Josephine Meckseper, Manhattan Oil Project, 2012, steel, plastic, hardware, paint, 25 x 23 x 6'.


For the Manhattan Oil Project, the German-born, New York–based artist Josephine Meckseper has installed two twenty-five-foot-tall sculptures inspired by mid-twentieth-century oil pump jacks in The Last Lot, a project space in Times Square organized by Art Production Fund. The project is on view from March 5­ to May 6, 2012.

THIS IS technically my first large-scale public sculpture. In the 1990s I produced a conceptual magazine, FAT, which was kind of like public art because it was distributed at local newsstands. Similar to the magazine, the oil pumps are art disguised as something real. Both projects use recognizable generic forms to subvert an elitist art vocabulary, one typically not accessible to a broad audience.

My main motivation for installing oil pumps in the middle of Manhattan was to use forms that were already ingrained in people’s consciousness and therefore inherently understandable. I wanted to make a conceptual monument representing what was going on in 2012, and the pumps signify various current sociopolitical issues—from war to the world economy to the exploitation of natural resources.

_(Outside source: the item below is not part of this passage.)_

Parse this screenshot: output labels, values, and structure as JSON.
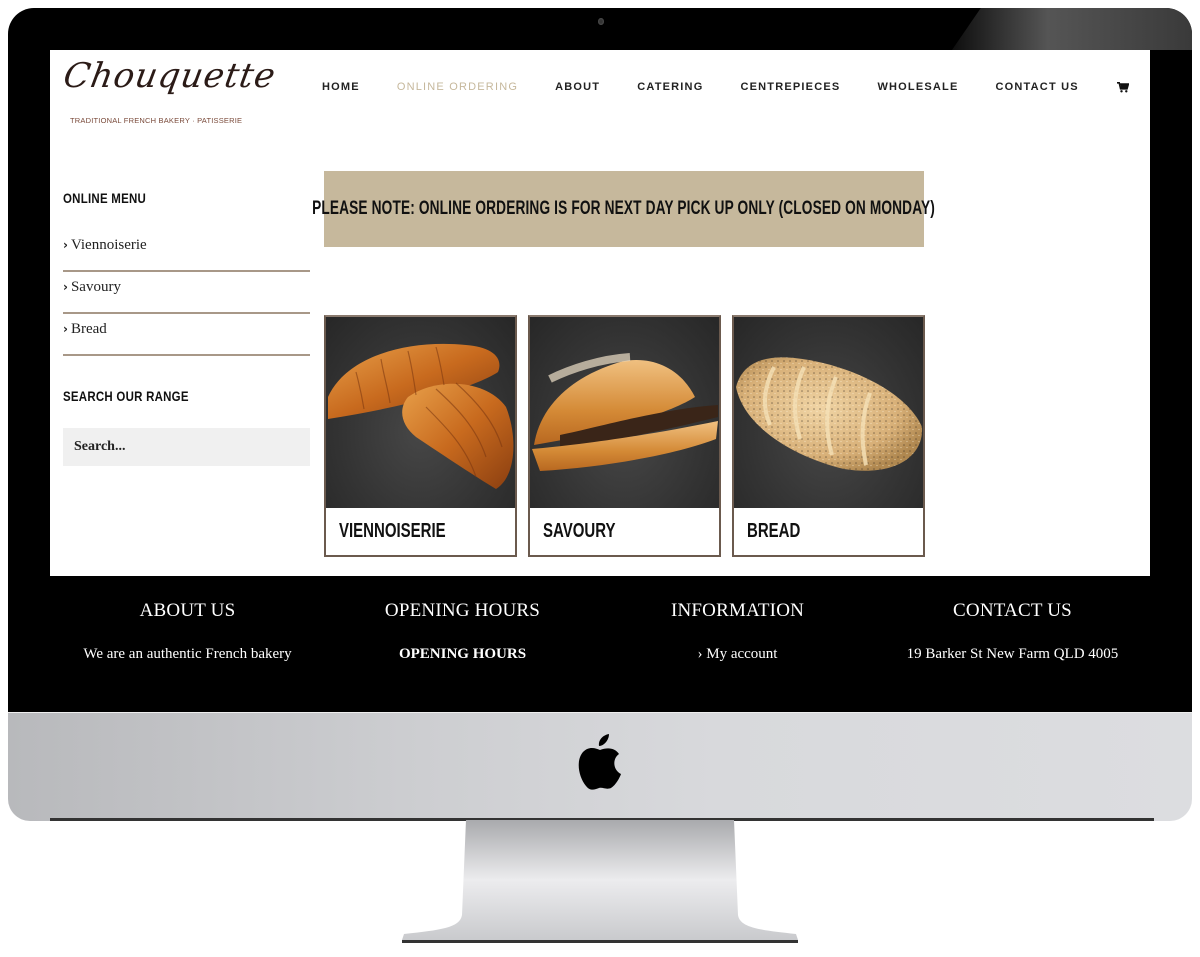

The oil pumps are made out of three tons of steel each. The familiar forms appear jarring when juxtaposed with throngs of tourists, harried office workers, and a sea of advertising. In this area of diversion and commercialism, the sculptures become the hard-edged reality of a culture that is defined by its control of supplies of natural resources.

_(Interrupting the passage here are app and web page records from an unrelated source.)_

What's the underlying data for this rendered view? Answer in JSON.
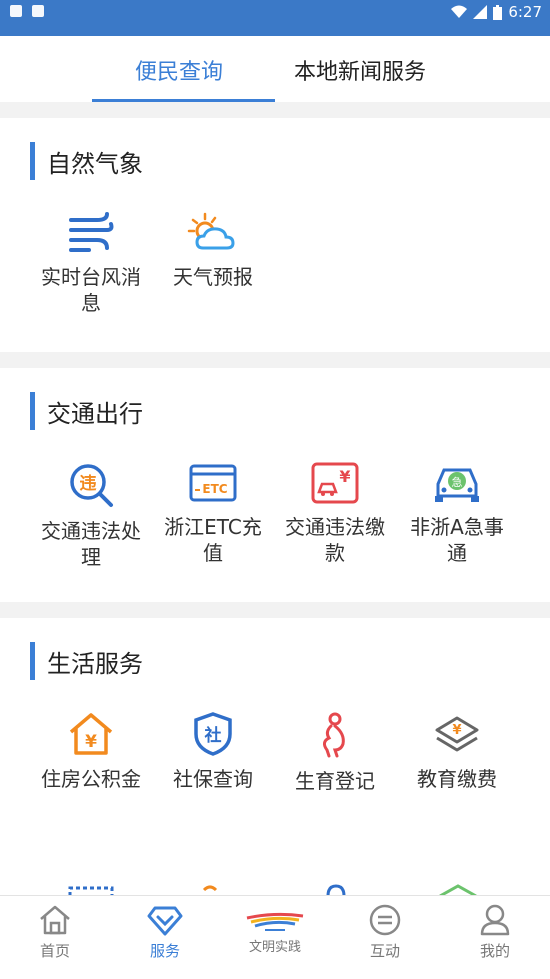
{
  "status_bar": {
    "time": "6:27"
  },
  "tabs": [
    {
      "label": "便民查询",
      "active": true
    },
    {
      "label": "本地新闻服务",
      "active": false
    }
  ],
  "sections": [
    {
      "title": "自然气象",
      "items": [
        {
          "label": "实时台风消息",
          "icon": "wind-icon"
        },
        {
          "label": "天气预报",
          "icon": "weather-icon"
        }
      ]
    },
    {
      "title": "交通出行",
      "items": [
        {
          "label": "交通违法处理",
          "icon": "violation-search-icon"
        },
        {
          "label": "浙江ETC充值",
          "icon": "etc-card-icon"
        },
        {
          "label": "交通违法缴款",
          "icon": "car-payment-icon"
        },
        {
          "label": "非浙A急事通",
          "icon": "car-urgent-icon"
        }
      ]
    },
    {
      "title": "生活服务",
      "items": [
        {
          "label": "住房公积金",
          "icon": "housing-fund-icon"
        },
        {
          "label": "社保查询",
          "icon": "social-security-icon"
        },
        {
          "label": "生育登记",
          "icon": "pregnancy-icon"
        },
        {
          "label": "教育缴费",
          "icon": "education-payment-icon"
        }
      ]
    }
  ],
  "bottom_nav": [
    {
      "label": "首页",
      "icon": "home-icon",
      "active": false
    },
    {
      "label": "服务",
      "icon": "service-icon",
      "active": true
    },
    {
      "label": "文明实践",
      "icon": "civilization-logo-icon",
      "active": false
    },
    {
      "label": "互动",
      "icon": "chat-icon",
      "active": false
    },
    {
      "label": "我的",
      "icon": "profile-icon",
      "active": false
    }
  ],
  "colors": {
    "accent": "#3b7fd6",
    "orange": "#f28a1e",
    "red": "#e5484d",
    "blue": "#2f6ec9"
  }
}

The surrounding theaters provide a distraction and escape from such real-world issues. But the nearby Port Authority, on the other hand, defines the neighborhood more realistically. For many immigrants, this terminal is a launch pad for their hopes and dreams. Picking up on this notion, the pumps can be seen as symbolic of the quintessential American dream, left over from the frontier days: striking it rich.

A New York metal shop called Pabst Enterprises, which typically makes large metal specialty parts for big telecommunications networks, fabricated the sculptures. There are very few plants like this still working on the East Coast, since this type of production is now largely outsourced to China and elsewhere. It was important to me to work with a company that makes industrial products, not art sculptures. Fifty years ago this plant built giant parts for the US Navy. There are still old train tracks on the factory floor there, which reminded me of the giant steam train my father bought in the ’70s and installed on nineteenth-century tracks next to the train station in my hometown, Worpswede, Germany. The similarly anachronistic look of the oil pumps echoes the more innocent beginnings of the industrial revolution, now escalated to a tenuous reality defined by our dependency on oil.

— As told to Mara Hoberman